I asked the young lady at the desk if she had a card that corresponded to that picture and she said, not yet, but she could envision one developing within a year, maybe.
In early April I had the opportunity to sit with a group of anxious parents at an open house in the school district where my granddaughter will be attending school in the fall. I had to smile when I listened to some of the questions: "Is it all right if I sit with my daughter/son for a while the first day of school?" "Can I help out in my child's classroom?" "What do I need to send with my child the first day of school?" "When will I know who my child's teacher will be?"
Did I sound like that 28 years ago? Probably.
The principal smiled as each question was asked and did his best to allay any fears that were beginning to simmer in the heads of young parents.
So, what are some things you need to know to get your child ready for kindergarten? You've heard over and over again that reading to them is extremely important. Getting your child excited about books and making visits to the public library a ritual-routine. Letting your child have their own library card and allowing them to write their own name on the form when they apply for the card. All of this is important.
There are many, many other things that are just as important: Making sure your child has a set bedtime, reading to them at bedtime, making sure your child has a good breakfast before heading off to school, making sure your child has a "good morning" so they won't be upset when they get to school, listening and talking to your child, asking them about their day when they get home - and not letting them get away with answering: "I did nothing at school today." (Adopt the adage: What you do each day counts).

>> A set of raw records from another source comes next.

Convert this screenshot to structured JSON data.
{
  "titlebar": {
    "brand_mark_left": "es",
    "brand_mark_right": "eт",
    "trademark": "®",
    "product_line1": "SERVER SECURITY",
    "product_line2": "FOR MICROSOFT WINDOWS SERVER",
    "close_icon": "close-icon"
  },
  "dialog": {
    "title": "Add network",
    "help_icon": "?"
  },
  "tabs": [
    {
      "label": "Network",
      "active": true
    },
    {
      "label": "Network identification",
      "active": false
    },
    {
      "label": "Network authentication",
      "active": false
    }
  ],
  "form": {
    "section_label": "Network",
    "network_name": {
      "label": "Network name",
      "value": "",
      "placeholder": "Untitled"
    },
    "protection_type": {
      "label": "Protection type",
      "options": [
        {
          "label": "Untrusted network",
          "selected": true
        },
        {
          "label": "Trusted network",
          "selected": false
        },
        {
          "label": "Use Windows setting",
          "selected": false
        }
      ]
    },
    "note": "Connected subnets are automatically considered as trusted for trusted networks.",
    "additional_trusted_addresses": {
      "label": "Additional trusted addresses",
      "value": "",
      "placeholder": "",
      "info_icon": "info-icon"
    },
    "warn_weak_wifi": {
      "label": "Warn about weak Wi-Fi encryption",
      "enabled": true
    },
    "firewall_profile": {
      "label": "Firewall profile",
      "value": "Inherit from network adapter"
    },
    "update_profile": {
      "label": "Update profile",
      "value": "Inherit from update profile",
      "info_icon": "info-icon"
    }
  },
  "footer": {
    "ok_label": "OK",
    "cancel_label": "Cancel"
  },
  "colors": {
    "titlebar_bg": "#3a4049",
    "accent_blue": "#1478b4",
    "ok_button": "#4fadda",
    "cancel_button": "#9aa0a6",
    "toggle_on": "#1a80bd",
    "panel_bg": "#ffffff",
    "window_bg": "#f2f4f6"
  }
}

I have a friend who asks her son each day: "Tell me one good thing that happened at school today," and "tell me one thing that didn't go well at school today." It's become a habit and he looks forward to sharing with her about his day.
You'd be surprised: Some of the things we may think are minute and not worth mentioning, to him they are worth mentioning.
We've heard over and over that parents are the child's first and most important teachers. So, parents, trust yourself. You do your best each day. This small person is the most important person in the world to you.
You are just as important to him or her. You are important in the schooling of that child. As teachers we honor your input. Become a partner in your child's education. Meet with your child's teacher early on. Become a visible person in the halls of the school and in your child's classroom. Remember, too, that teachers are people, too. We don't always have the answers and oftentimes we look to you for suggestions about your child. Offer suggestions. Take time with this important little human being. It'll be worth it. I know.
I'm witnessing my son and his wife preparing to send their oldest off to school. They are being open, flexible and loving. I know they are anxious too. It's natural.
Listen. Love. And above all else, parents, trust yourself.
Shirley Walkush has been in the Juneau School District for 15 years. She has taught primary grades and is teaching ESL/ELL at Gastineau School.